Print the records below exactly, with no pictures.

▸ Material provided:
*** Block opens ***
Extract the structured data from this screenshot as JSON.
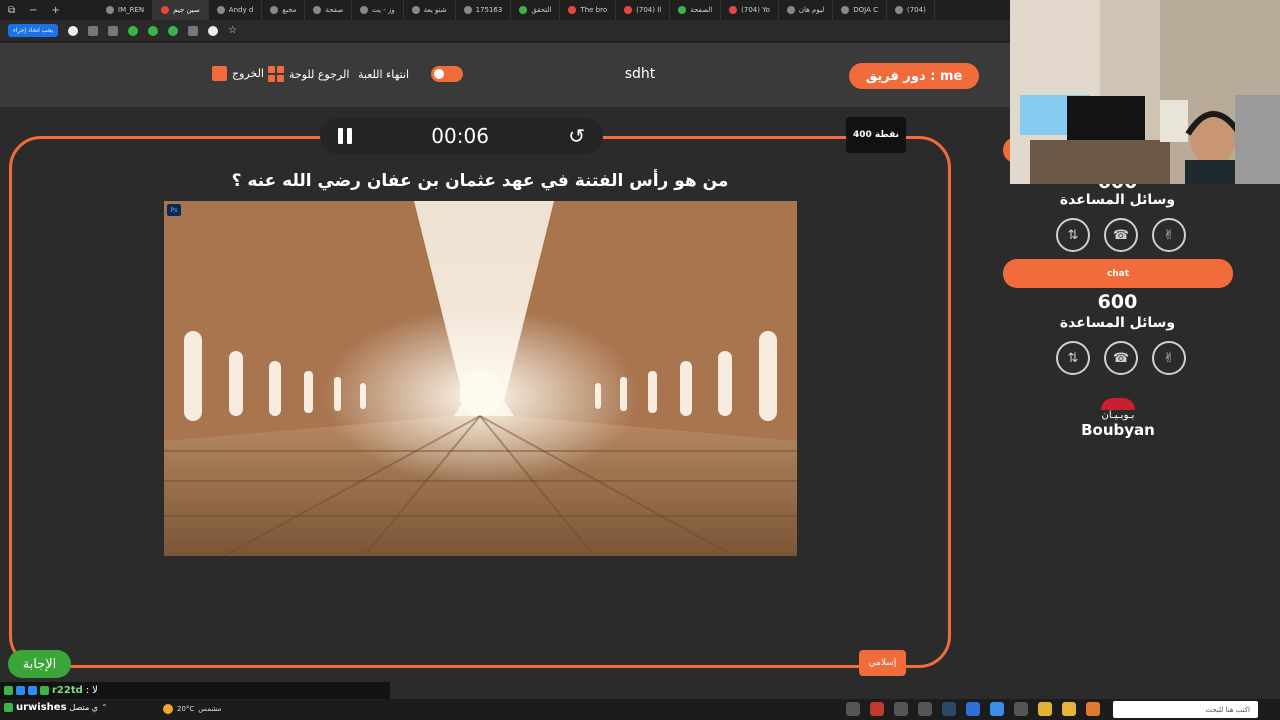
{
  "browser": {
    "window_controls": [
      "⧉",
      "−",
      "+"
    ],
    "tabs": [
      {
        "label": "IM_REN",
        "active": false
      },
      {
        "label": "سين جيم",
        "active": true
      },
      {
        "label": "Andy d",
        "active": false
      },
      {
        "label": "مخبع",
        "active": false
      },
      {
        "label": "صفحة",
        "active": false
      },
      {
        "label": "وز - يت",
        "active": false
      },
      {
        "label": "شنو يعة",
        "active": false
      },
      {
        "label": "175163",
        "active": false
      },
      {
        "label": "التحقق",
        "active": false
      },
      {
        "label": "The bro",
        "active": false
      },
      {
        "label": "(704) Il",
        "active": false
      },
      {
        "label": "الصفحة",
        "active": false
      },
      {
        "label": "(704) Yo",
        "active": false
      },
      {
        "label": "ليوم هان",
        "active": false
      },
      {
        "label": "DOJA C",
        "active": false
      },
      {
        "label": "(704)",
        "active": false
      }
    ],
    "bookmark_pill": "يجب اتخاذ إجراء"
  },
  "header": {
    "team_label": "دور فريق : me",
    "game_title": "sdht",
    "end_game": "انتهاء اللعبة",
    "back_to_board": "الرجوع للوحة",
    "exit": "الخروج"
  },
  "board": {
    "timer": "00:06",
    "points": "400 نقطة",
    "question": "من هو رأس الفتنة في عهد عثمان بن عفان رضي الله عنه ؟",
    "image_badge": "Ps",
    "category": "إسلامي",
    "answer_button": "الإجابة"
  },
  "teams": [
    {
      "name": "",
      "score": "600",
      "help_label": "وسائل المساعدة"
    },
    {
      "name": "chat",
      "score": "600",
      "help_label": "وسائل المساعدة"
    }
  ],
  "lifeline_icons": [
    "✌",
    "☎",
    "⇅"
  ],
  "sponsor": {
    "arabic": "بـوبـيـان",
    "english": "Boubyan"
  },
  "chat": {
    "user": "r22td",
    "message": "لا"
  },
  "taskbar": {
    "user": "urwishes",
    "status": "ي متصل",
    "weather_temp": "20°C",
    "weather_desc": "مشمس",
    "search_placeholder": "اكتب هنا للبحث"
  },
  "colors": {
    "accent": "#f26b3a",
    "answer": "#3aa63a",
    "background": "#2b2b2b"
  }
}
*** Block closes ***
▸ Finished task:
Extract the structured data from this screenshot as JSON.
{
  "browser": {
    "window_controls": [
      "⧉",
      "−",
      "+"
    ],
    "tabs": [
      {
        "label": "IM_REN",
        "active": false
      },
      {
        "label": "سين جيم",
        "active": true
      },
      {
        "label": "Andy d",
        "active": false
      },
      {
        "label": "مخبع",
        "active": false
      },
      {
        "label": "صفحة",
        "active": false
      },
      {
        "label": "وز - يت",
        "active": false
      },
      {
        "label": "شنو يعة",
        "active": false
      },
      {
        "label": "175163",
        "active": false
      },
      {
        "label": "التحقق",
        "active": false
      },
      {
        "label": "The bro",
        "active": false
      },
      {
        "label": "(704) Il",
        "active": false
      },
      {
        "label": "الصفحة",
        "active": false
      },
      {
        "label": "(704) Yo",
        "active": false
      },
      {
        "label": "ليوم هان",
        "active": false
      },
      {
        "label": "DOJA C",
        "active": false
      },
      {
        "label": "(704)",
        "active": false
      }
    ],
    "bookmark_pill": "يجب اتخاذ إجراء"
  },
  "header": {
    "team_label": "دور فريق : me",
    "game_title": "sdht",
    "end_game": "انتهاء اللعبة",
    "back_to_board": "الرجوع للوحة",
    "exit": "الخروج"
  },
  "board": {
    "timer": "00:06",
    "points": "400 نقطة",
    "question": "من هو رأس الفتنة في عهد عثمان بن عفان رضي الله عنه ؟",
    "image_badge": "Ps",
    "category": "إسلامي",
    "answer_button": "الإجابة"
  },
  "teams": [
    {
      "name": "",
      "score": "600",
      "help_label": "وسائل المساعدة"
    },
    {
      "name": "chat",
      "score": "600",
      "help_label": "وسائل المساعدة"
    }
  ],
  "lifeline_icons": [
    "✌",
    "☎",
    "⇅"
  ],
  "sponsor": {
    "arabic": "بـوبـيـان",
    "english": "Boubyan"
  },
  "chat": {
    "user": "r22td",
    "message": "لا"
  },
  "taskbar": {
    "user": "urwishes",
    "status": "ي متصل",
    "weather_temp": "20°C",
    "weather_desc": "مشمس",
    "search_placeholder": "اكتب هنا للبحث"
  },
  "colors": {
    "accent": "#f26b3a",
    "answer": "#3aa63a",
    "background": "#2b2b2b"
  }
}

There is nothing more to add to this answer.